- **Work to complete**: Exact wording is required: give all the records again, minus the pictures.

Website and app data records
--*--
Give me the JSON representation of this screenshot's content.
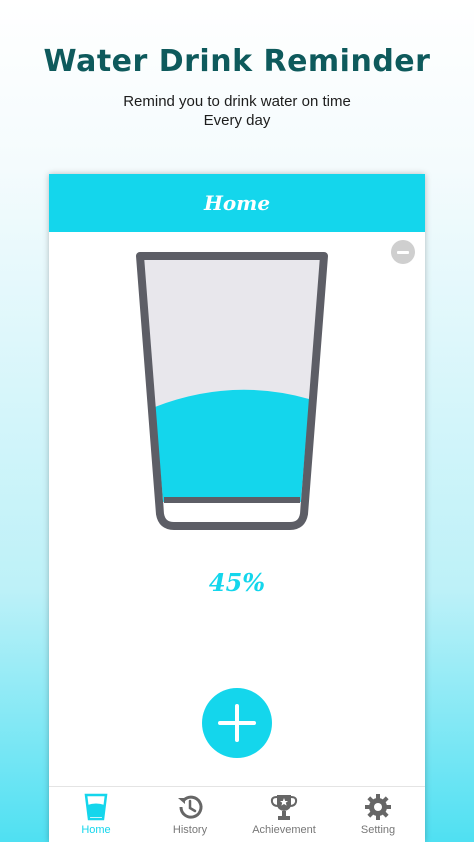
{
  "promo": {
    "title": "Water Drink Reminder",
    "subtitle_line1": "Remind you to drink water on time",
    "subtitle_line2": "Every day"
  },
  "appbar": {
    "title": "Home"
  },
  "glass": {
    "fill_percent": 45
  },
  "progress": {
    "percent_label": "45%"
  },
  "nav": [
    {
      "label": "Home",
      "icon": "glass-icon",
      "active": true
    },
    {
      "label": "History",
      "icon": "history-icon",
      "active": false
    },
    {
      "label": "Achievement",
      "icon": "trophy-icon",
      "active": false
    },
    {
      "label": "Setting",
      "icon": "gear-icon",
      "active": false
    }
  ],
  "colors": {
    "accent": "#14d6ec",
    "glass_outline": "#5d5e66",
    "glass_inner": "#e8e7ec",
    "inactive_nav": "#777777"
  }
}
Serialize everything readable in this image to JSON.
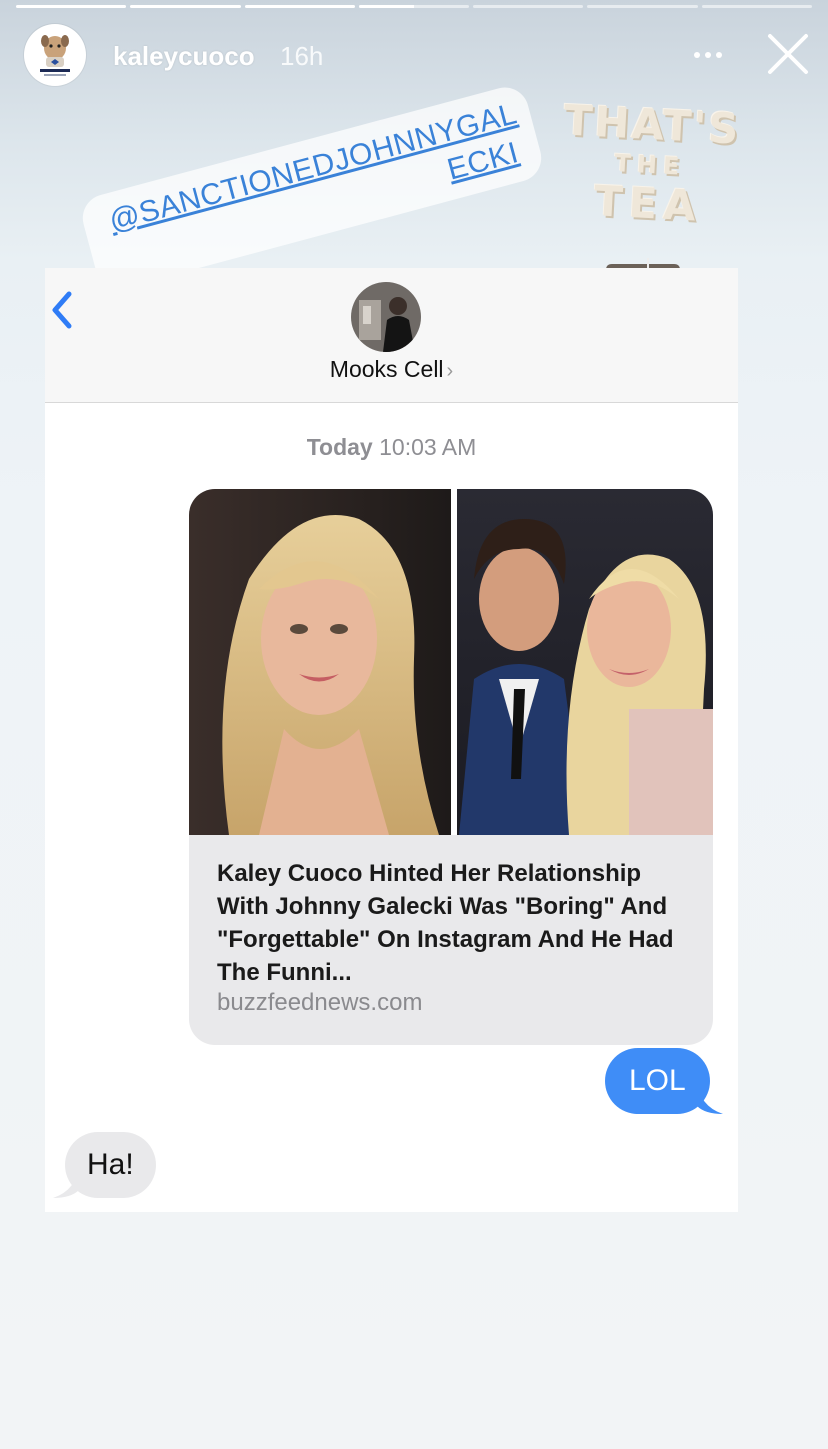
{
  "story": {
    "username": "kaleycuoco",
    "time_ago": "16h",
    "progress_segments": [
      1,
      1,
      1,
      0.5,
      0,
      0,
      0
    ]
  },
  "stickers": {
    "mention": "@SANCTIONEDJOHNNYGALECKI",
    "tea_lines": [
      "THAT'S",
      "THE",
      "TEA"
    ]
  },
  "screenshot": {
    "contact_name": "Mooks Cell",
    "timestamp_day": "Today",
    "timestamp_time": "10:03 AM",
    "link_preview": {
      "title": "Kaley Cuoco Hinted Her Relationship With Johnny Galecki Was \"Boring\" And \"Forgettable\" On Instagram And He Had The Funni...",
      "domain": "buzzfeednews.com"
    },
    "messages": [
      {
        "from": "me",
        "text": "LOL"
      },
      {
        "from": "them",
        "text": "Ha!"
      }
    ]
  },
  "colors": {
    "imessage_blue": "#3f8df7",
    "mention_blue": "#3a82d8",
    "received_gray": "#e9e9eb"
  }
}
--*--
- **Your response**:
Give me the JSON representation of this screenshot's content.
{
  "promo": {
    "title": "Water Drink Reminder",
    "subtitle_line1": "Remind you to drink water on time",
    "subtitle_line2": "Every day"
  },
  "appbar": {
    "title": "Home"
  },
  "glass": {
    "fill_percent": 45
  },
  "progress": {
    "percent_label": "45%"
  },
  "nav": [
    {
      "label": "Home",
      "icon": "glass-icon",
      "active": true
    },
    {
      "label": "History",
      "icon": "history-icon",
      "active": false
    },
    {
      "label": "Achievement",
      "icon": "trophy-icon",
      "active": false
    },
    {
      "label": "Setting",
      "icon": "gear-icon",
      "active": false
    }
  ],
  "colors": {
    "accent": "#14d6ec",
    "glass_outline": "#5d5e66",
    "glass_inner": "#e8e7ec",
    "inactive_nav": "#777777"
  }
}
Serialize everything readable in this image to JSON.
{
  "story": {
    "username": "kaleycuoco",
    "time_ago": "16h",
    "progress_segments": [
      1,
      1,
      1,
      0.5,
      0,
      0,
      0
    ]
  },
  "stickers": {
    "mention": "@SANCTIONEDJOHNNYGALECKI",
    "tea_lines": [
      "THAT'S",
      "THE",
      "TEA"
    ]
  },
  "screenshot": {
    "contact_name": "Mooks Cell",
    "timestamp_day": "Today",
    "timestamp_time": "10:03 AM",
    "link_preview": {
      "title": "Kaley Cuoco Hinted Her Relationship With Johnny Galecki Was \"Boring\" And \"Forgettable\" On Instagram And He Had The Funni...",
      "domain": "buzzfeednews.com"
    },
    "messages": [
      {
        "from": "me",
        "text": "LOL"
      },
      {
        "from": "them",
        "text": "Ha!"
      }
    ]
  },
  "colors": {
    "imessage_blue": "#3f8df7",
    "mention_blue": "#3a82d8",
    "received_gray": "#e9e9eb"
  }
}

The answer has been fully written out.